Feeding multiple smaller meals per day is easier for cats to digest, as their stomachs are extremely small even into adult food. This may mean 3-4 meals per day for kittens and young cats. I also recommend meal feeding (setting out a specified amount at specified times) typically over “free feeding” (having larger quantities of food out all the time). This allows owners to keep a better idea of if their kitten/cat is eating a normal quantity, pick up on problems sooner, and also helps keep cats at a healthier weight. Unfortunately most cats are not great at regulating their own calorie intake, though there are a few out there!
TIP: For more information on deciding if your kitten is too thin or overweight, check out our blog on weight management!
When should I feed my kitten?
Having a fairly stable schedule in terms of feeding times/location is going to make things easiest. Starting with a morning meal, 1-2 mid day meals, and an evening meal is often the easiest schedule to stick with.
TIP: I recommend avoiding play time immediately before or after a meal, to help prevent GI upset.
Where should I feed my kitten?
A calm place away from distractions and other pets is best. Having a designated “spot” is nice to encourage routine. This allows your kitten to focus their very short attention span on eating, not playing or trying to swipe their housemates’ food.
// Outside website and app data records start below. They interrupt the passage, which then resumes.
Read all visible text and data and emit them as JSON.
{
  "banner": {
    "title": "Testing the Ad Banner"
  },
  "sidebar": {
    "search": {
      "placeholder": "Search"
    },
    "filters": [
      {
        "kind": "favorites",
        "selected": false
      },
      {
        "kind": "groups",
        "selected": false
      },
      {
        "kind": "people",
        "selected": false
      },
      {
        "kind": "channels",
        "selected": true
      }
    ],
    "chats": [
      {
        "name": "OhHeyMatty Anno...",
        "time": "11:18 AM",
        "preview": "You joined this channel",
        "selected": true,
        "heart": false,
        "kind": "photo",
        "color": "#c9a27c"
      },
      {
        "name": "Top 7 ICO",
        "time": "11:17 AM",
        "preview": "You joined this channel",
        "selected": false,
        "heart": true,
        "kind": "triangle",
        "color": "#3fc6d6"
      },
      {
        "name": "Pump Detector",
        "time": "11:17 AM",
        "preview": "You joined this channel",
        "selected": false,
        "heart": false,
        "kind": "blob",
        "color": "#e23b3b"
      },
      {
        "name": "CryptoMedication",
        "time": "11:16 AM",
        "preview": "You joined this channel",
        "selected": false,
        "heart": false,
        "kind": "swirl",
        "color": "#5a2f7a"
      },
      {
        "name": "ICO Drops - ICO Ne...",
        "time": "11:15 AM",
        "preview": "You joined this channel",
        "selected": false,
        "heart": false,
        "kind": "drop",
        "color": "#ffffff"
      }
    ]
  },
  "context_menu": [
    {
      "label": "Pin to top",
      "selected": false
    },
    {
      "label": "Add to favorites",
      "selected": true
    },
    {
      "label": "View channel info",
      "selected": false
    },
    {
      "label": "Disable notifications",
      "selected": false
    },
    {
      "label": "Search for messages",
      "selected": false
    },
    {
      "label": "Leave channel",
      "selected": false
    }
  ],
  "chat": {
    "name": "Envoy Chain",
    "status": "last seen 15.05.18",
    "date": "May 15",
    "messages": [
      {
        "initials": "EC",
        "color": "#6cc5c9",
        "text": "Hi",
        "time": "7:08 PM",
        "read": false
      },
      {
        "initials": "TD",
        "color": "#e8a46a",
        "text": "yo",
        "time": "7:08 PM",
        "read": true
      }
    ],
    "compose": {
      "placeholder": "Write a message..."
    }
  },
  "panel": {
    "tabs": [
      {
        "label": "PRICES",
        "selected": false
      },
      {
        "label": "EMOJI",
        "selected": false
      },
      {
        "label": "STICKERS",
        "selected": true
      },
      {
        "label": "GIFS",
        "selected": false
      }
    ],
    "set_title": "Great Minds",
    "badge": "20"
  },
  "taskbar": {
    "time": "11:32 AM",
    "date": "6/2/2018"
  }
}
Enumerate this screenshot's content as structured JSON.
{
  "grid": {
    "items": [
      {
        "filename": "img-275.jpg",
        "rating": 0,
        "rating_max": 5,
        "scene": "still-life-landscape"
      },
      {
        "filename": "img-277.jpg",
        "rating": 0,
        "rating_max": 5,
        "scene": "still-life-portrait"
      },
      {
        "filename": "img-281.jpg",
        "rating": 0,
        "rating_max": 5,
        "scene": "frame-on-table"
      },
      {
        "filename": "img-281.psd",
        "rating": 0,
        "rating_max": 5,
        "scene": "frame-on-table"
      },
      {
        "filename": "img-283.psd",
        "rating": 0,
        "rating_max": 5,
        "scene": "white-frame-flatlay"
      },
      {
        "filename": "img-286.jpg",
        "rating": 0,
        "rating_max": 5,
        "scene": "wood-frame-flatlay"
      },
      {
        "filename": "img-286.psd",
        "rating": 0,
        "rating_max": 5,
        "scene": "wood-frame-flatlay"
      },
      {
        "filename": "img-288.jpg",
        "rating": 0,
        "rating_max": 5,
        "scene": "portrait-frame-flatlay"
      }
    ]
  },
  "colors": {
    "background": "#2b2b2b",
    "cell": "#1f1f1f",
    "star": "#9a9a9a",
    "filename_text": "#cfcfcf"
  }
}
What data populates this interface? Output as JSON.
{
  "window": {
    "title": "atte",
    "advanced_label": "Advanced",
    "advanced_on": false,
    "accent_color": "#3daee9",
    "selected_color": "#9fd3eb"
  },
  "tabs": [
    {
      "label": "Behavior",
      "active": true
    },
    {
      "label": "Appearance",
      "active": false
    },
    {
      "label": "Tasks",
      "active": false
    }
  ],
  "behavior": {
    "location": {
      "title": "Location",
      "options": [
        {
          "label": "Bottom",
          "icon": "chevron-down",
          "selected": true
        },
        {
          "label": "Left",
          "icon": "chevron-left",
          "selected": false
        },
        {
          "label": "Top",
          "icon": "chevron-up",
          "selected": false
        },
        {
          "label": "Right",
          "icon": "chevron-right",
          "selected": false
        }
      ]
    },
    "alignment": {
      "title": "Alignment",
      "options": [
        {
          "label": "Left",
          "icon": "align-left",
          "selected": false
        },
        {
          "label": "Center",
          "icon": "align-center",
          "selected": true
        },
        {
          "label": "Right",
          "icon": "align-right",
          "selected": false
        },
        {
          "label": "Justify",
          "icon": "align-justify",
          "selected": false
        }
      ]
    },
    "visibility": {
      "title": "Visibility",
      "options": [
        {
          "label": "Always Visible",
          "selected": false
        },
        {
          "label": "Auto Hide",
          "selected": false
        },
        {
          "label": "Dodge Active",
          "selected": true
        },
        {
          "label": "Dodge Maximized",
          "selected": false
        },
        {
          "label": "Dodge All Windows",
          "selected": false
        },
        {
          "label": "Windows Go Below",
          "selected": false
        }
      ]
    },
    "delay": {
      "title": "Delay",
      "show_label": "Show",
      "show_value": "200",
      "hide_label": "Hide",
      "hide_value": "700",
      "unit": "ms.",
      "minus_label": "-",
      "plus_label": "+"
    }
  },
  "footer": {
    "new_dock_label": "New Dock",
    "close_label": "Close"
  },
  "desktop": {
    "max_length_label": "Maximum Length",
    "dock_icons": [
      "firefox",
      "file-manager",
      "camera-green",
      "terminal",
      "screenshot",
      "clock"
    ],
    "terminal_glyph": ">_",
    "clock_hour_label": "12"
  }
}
TIP: If your kitten is a quick eater, activity feeders are a GREAT way to slow them down and prevent choking or vomiting. Flat bowls can also slow the speed at which kittens eat. There are many of these commercially available at pet stores and with online retailers such as Amazon.
Can I feed my kitten human food?
It is important for pet owners to understand there are many foods that are perfectly safe for humans but are extremely toxic to pets. Some things that are very toxic to cats include garlic, onions, caffeine, chocolate, grapes, raisins, macadamia nuts, artificial sweeteners (xylitol), and alcohol. I recommend asking your vet before giving any human food to your creatures! As much as we are tempted to give it, they don’t actually need it.
Checking with your vet is always the best way to overcome the overwhelming amount of information on pet foods out there. They can help you decide what’s best for your kitten based on their medical needs and what works for you!
Dr. Kirsten Ronngren, DVM MRCVS